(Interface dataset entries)
■ ■ ■

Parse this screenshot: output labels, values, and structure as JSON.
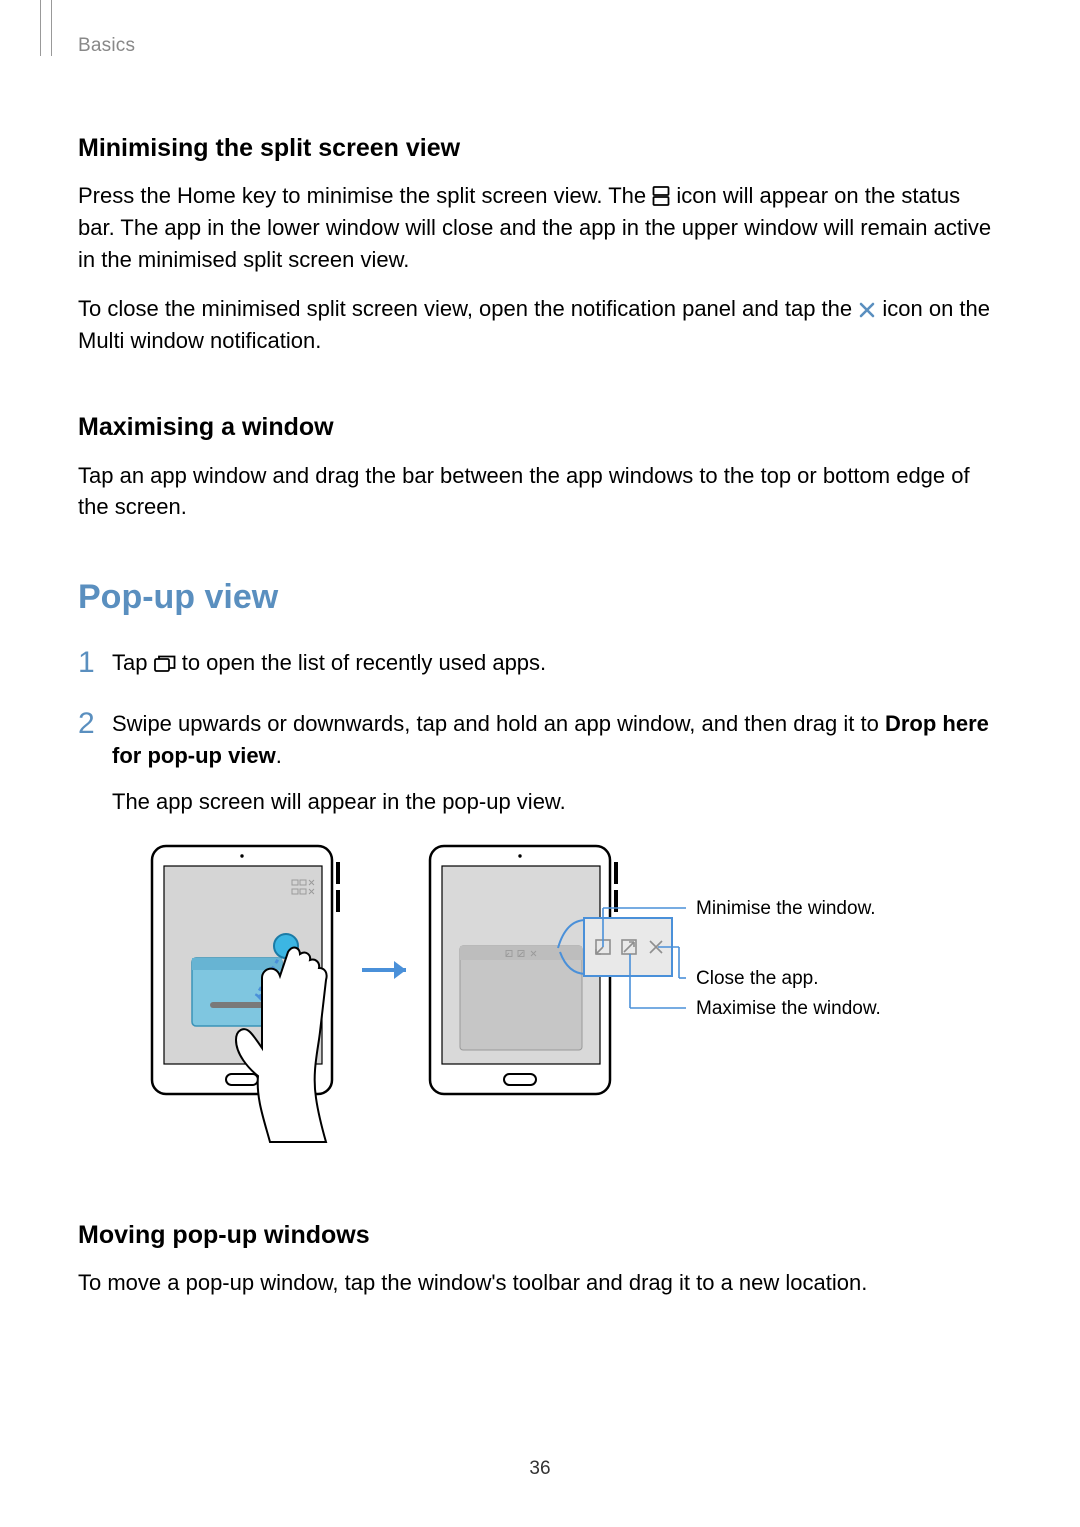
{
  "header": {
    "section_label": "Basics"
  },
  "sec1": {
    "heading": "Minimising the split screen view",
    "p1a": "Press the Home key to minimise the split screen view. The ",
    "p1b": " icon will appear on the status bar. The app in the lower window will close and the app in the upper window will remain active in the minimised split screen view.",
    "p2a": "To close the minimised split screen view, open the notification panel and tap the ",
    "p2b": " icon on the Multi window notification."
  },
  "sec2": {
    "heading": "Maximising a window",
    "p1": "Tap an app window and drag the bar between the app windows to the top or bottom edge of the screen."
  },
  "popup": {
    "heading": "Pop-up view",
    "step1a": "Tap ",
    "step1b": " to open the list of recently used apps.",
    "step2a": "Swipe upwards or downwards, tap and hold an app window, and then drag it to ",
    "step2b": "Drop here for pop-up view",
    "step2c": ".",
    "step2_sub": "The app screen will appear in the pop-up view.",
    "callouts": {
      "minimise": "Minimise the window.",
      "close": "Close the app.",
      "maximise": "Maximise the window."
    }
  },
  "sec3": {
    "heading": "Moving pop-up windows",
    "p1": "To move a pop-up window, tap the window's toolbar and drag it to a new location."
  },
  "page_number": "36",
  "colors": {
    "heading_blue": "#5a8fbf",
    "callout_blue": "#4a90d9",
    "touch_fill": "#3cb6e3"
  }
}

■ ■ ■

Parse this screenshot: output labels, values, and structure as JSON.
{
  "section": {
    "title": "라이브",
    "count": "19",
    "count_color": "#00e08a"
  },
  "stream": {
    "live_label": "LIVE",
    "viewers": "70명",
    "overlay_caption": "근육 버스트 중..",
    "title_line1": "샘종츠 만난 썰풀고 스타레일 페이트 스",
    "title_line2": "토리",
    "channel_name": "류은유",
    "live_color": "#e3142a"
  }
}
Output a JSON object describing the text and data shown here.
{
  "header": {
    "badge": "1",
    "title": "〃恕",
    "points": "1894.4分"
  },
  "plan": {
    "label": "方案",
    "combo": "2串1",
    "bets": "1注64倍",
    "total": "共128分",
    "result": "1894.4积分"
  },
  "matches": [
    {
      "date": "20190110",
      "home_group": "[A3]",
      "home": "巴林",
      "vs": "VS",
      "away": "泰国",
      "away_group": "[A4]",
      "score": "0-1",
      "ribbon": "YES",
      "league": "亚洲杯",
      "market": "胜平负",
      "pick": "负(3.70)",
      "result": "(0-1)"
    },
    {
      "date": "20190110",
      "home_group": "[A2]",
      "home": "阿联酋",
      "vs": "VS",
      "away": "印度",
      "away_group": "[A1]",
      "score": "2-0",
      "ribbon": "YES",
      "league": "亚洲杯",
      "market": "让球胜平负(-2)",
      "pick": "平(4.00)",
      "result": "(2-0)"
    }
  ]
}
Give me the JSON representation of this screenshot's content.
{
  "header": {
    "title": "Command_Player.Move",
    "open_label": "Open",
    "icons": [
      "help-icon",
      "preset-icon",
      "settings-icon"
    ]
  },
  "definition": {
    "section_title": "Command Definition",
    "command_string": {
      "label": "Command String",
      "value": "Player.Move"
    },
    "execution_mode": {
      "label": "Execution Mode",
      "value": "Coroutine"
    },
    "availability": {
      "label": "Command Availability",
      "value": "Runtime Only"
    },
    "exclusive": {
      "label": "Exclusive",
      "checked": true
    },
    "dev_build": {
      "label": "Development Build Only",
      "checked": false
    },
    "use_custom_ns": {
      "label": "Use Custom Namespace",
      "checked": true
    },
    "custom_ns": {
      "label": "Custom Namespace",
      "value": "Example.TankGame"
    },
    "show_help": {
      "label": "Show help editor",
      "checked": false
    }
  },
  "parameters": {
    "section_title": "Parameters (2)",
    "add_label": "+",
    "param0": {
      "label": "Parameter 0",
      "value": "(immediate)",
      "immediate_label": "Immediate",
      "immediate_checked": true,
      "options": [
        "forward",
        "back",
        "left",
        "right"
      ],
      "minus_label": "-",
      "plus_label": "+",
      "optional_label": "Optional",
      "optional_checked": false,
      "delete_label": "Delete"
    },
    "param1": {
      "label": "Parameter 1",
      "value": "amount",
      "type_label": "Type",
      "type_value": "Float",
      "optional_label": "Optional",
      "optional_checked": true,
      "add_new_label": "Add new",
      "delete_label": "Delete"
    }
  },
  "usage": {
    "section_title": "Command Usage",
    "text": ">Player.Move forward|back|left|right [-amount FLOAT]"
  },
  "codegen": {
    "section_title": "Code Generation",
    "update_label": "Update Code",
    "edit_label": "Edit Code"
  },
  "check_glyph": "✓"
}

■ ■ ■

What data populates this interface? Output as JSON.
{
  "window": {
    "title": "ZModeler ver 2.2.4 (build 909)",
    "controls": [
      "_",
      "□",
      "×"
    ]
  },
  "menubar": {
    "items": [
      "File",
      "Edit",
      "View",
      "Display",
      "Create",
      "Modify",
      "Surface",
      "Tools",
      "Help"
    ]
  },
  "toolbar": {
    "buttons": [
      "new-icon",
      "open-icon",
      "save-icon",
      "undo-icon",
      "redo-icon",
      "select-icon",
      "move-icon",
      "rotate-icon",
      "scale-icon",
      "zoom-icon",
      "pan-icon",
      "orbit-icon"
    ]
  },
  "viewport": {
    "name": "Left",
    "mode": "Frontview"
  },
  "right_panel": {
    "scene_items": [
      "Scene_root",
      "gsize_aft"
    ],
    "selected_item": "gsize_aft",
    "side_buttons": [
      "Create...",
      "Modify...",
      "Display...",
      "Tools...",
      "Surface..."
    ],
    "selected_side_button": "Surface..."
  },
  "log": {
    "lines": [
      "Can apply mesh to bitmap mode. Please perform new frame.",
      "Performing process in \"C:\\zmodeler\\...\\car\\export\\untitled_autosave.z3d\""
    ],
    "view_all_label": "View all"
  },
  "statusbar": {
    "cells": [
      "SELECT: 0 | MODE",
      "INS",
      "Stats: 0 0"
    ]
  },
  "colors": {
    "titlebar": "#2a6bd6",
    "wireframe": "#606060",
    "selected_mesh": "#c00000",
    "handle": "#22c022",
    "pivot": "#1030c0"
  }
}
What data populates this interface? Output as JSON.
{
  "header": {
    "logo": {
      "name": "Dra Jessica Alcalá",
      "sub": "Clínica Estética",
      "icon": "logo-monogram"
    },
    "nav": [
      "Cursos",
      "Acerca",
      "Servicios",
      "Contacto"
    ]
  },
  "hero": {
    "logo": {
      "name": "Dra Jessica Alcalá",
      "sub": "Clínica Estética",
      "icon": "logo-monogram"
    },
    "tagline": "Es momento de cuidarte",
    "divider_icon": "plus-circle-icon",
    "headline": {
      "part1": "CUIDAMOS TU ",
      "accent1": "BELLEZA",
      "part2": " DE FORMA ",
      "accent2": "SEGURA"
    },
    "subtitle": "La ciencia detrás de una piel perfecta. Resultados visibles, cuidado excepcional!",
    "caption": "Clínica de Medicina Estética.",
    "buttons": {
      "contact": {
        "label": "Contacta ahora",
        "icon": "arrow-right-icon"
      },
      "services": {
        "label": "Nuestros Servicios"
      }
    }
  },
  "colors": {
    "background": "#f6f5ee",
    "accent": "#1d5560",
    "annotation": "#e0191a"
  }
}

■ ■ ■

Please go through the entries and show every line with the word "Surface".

      "Surface",
      "Surface..."
    "selected_side_button": "Surface..."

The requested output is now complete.